Activity
Could you repeat the entries below word for word, leaving nothing out?

*** Data listing ***

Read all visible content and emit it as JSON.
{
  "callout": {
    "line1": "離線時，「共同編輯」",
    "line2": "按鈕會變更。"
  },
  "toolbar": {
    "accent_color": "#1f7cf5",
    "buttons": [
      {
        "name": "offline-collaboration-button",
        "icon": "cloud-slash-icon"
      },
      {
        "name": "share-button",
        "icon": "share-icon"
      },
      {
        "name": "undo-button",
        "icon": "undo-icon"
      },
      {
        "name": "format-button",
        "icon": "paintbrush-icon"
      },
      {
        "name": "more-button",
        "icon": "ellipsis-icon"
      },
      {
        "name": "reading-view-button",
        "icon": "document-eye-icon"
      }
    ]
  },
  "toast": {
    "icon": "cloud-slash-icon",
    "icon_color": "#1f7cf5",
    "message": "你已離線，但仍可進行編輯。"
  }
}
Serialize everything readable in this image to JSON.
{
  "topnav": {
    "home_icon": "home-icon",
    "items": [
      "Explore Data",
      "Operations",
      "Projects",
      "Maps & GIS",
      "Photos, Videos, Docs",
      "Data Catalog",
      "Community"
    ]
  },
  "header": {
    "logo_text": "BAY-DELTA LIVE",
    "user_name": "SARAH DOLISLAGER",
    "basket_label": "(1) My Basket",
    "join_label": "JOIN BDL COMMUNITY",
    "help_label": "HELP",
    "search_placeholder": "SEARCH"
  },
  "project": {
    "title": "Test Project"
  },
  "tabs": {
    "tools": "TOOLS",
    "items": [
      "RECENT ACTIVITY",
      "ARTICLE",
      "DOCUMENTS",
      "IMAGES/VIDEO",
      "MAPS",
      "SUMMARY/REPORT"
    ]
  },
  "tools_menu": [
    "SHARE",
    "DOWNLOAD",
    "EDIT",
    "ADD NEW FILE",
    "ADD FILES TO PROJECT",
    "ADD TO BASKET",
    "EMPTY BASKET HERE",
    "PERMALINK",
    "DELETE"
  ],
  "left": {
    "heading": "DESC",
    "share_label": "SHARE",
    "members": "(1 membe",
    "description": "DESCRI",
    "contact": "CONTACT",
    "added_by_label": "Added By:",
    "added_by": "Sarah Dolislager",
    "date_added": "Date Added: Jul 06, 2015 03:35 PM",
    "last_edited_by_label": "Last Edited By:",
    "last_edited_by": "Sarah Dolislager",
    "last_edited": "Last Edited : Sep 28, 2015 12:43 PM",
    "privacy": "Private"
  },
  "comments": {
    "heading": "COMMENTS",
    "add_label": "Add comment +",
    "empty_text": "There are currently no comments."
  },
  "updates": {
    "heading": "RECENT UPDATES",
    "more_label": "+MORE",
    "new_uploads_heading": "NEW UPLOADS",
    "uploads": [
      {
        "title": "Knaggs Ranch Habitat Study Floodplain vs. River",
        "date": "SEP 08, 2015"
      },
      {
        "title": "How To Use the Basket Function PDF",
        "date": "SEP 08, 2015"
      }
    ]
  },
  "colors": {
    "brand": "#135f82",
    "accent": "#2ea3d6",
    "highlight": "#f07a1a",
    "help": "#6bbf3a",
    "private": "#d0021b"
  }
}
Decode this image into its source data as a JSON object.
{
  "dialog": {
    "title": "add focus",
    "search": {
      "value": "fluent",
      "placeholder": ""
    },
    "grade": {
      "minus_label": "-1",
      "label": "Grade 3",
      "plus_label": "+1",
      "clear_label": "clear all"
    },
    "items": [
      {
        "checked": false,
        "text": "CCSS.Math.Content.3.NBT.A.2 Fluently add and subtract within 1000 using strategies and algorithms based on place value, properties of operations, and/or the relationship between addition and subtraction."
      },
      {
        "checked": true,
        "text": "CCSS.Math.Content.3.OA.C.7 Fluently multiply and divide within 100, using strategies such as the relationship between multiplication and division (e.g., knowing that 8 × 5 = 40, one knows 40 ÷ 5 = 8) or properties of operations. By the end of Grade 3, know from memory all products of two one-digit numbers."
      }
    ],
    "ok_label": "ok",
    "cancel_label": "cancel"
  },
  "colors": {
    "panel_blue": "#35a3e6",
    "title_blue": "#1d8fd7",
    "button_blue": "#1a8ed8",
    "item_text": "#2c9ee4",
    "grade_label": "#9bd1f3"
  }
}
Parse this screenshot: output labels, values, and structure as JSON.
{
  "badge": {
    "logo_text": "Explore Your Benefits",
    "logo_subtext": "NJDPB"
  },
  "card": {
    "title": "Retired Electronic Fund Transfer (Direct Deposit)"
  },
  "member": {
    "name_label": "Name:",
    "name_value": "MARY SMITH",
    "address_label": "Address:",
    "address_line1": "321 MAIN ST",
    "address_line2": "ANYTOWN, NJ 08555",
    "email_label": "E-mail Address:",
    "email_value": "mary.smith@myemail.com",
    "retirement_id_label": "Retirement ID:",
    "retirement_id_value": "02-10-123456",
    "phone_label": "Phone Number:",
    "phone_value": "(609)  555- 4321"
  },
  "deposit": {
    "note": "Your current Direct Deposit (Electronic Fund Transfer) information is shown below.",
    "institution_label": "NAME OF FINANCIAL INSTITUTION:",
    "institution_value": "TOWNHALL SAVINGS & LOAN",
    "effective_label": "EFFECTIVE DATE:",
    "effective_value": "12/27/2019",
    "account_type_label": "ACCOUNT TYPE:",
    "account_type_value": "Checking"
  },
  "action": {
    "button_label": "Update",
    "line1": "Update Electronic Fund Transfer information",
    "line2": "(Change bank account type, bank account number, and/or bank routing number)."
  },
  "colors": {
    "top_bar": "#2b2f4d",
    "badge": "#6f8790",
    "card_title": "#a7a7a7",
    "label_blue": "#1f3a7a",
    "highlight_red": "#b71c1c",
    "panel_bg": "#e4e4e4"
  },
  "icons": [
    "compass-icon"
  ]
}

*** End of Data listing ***

Answer section
Read all visible content and emit it as JSON.
{
  "callout": {
    "line1": "離線時，「共同編輯」",
    "line2": "按鈕會變更。"
  },
  "toolbar": {
    "accent_color": "#1f7cf5",
    "buttons": [
      {
        "name": "offline-collaboration-button",
        "icon": "cloud-slash-icon"
      },
      {
        "name": "share-button",
        "icon": "share-icon"
      },
      {
        "name": "undo-button",
        "icon": "undo-icon"
      },
      {
        "name": "format-button",
        "icon": "paintbrush-icon"
      },
      {
        "name": "more-button",
        "icon": "ellipsis-icon"
      },
      {
        "name": "reading-view-button",
        "icon": "document-eye-icon"
      }
    ]
  },
  "toast": {
    "icon": "cloud-slash-icon",
    "icon_color": "#1f7cf5",
    "message": "你已離線，但仍可進行編輯。"
  }
}
Serialize everything readable in this image to JSON.
{
  "topnav": {
    "home_icon": "home-icon",
    "items": [
      "Explore Data",
      "Operations",
      "Projects",
      "Maps & GIS",
      "Photos, Videos, Docs",
      "Data Catalog",
      "Community"
    ]
  },
  "header": {
    "logo_text": "BAY-DELTA LIVE",
    "user_name": "SARAH DOLISLAGER",
    "basket_label": "(1) My Basket",
    "join_label": "JOIN BDL COMMUNITY",
    "help_label": "HELP",
    "search_placeholder": "SEARCH"
  },
  "project": {
    "title": "Test Project"
  },
  "tabs": {
    "tools": "TOOLS",
    "items": [
      "RECENT ACTIVITY",
      "ARTICLE",
      "DOCUMENTS",
      "IMAGES/VIDEO",
      "MAPS",
      "SUMMARY/REPORT"
    ]
  },
  "tools_menu": [
    "SHARE",
    "DOWNLOAD",
    "EDIT",
    "ADD NEW FILE",
    "ADD FILES TO PROJECT",
    "ADD TO BASKET",
    "EMPTY BASKET HERE",
    "PERMALINK",
    "DELETE"
  ],
  "left": {
    "heading": "DESC",
    "share_label": "SHARE",
    "members": "(1 membe",
    "description": "DESCRI",
    "contact": "CONTACT",
    "added_by_label": "Added By:",
    "added_by": "Sarah Dolislager",
    "date_added": "Date Added: Jul 06, 2015 03:35 PM",
    "last_edited_by_label": "Last Edited By:",
    "last_edited_by": "Sarah Dolislager",
    "last_edited": "Last Edited : Sep 28, 2015 12:43 PM",
    "privacy": "Private"
  },
  "comments": {
    "heading": "COMMENTS",
    "add_label": "Add comment +",
    "empty_text": "There are currently no comments."
  },
  "updates": {
    "heading": "RECENT UPDATES",
    "more_label": "+MORE",
    "new_uploads_heading": "NEW UPLOADS",
    "uploads": [
      {
        "title": "Knaggs Ranch Habitat Study Floodplain vs. River",
        "date": "SEP 08, 2015"
      },
      {
        "title": "How To Use the Basket Function PDF",
        "date": "SEP 08, 2015"
      }
    ]
  },
  "colors": {
    "brand": "#135f82",
    "accent": "#2ea3d6",
    "highlight": "#f07a1a",
    "help": "#6bbf3a",
    "private": "#d0021b"
  }
}
Decode this image into its source data as a JSON object.
{
  "dialog": {
    "title": "add focus",
    "search": {
      "value": "fluent",
      "placeholder": ""
    },
    "grade": {
      "minus_label": "-1",
      "label": "Grade 3",
      "plus_label": "+1",
      "clear_label": "clear all"
    },
    "items": [
      {
        "checked": false,
        "text": "CCSS.Math.Content.3.NBT.A.2 Fluently add and subtract within 1000 using strategies and algorithms based on place value, properties of operations, and/or the relationship between addition and subtraction."
      },
      {
        "checked": true,
        "text": "CCSS.Math.Content.3.OA.C.7 Fluently multiply and divide within 100, using strategies such as the relationship between multiplication and division (e.g., knowing that 8 × 5 = 40, one knows 40 ÷ 5 = 8) or properties of operations. By the end of Grade 3, know from memory all products of two one-digit numbers."
      }
    ],
    "ok_label": "ok",
    "cancel_label": "cancel"
  },
  "colors": {
    "panel_blue": "#35a3e6",
    "title_blue": "#1d8fd7",
    "button_blue": "#1a8ed8",
    "item_text": "#2c9ee4",
    "grade_label": "#9bd1f3"
  }
}
Parse this screenshot: output labels, values, and structure as JSON.
{
  "badge": {
    "logo_text": "Explore Your Benefits",
    "logo_subtext": "NJDPB"
  },
  "card": {
    "title": "Retired Electronic Fund Transfer (Direct Deposit)"
  },
  "member": {
    "name_label": "Name:",
    "name_value": "MARY SMITH",
    "address_label": "Address:",
    "address_line1": "321 MAIN ST",
    "address_line2": "ANYTOWN, NJ 08555",
    "email_label": "E-mail Address:",
    "email_value": "mary.smith@myemail.com",
    "retirement_id_label": "Retirement ID:",
    "retirement_id_value": "02-10-123456",
    "phone_label": "Phone Number:",
    "phone_value": "(609)  555- 4321"
  },
  "deposit": {
    "note": "Your current Direct Deposit (Electronic Fund Transfer) information is shown below.",
    "institution_label": "NAME OF FINANCIAL INSTITUTION:",
    "institution_value": "TOWNHALL SAVINGS & LOAN",
    "effective_label": "EFFECTIVE DATE:",
    "effective_value": "12/27/2019",
    "account_type_label": "ACCOUNT TYPE:",
    "account_type_value": "Checking"
  },
  "action": {
    "button_label": "Update",
    "line1": "Update Electronic Fund Transfer information",
    "line2": "(Change bank account type, bank account number, and/or bank routing number)."
  },
  "colors": {
    "top_bar": "#2b2f4d",
    "badge": "#6f8790",
    "card_title": "#a7a7a7",
    "label_blue": "#1f3a7a",
    "highlight_red": "#b71c1c",
    "panel_bg": "#e4e4e4"
  },
  "icons": [
    "compass-icon"
  ]
}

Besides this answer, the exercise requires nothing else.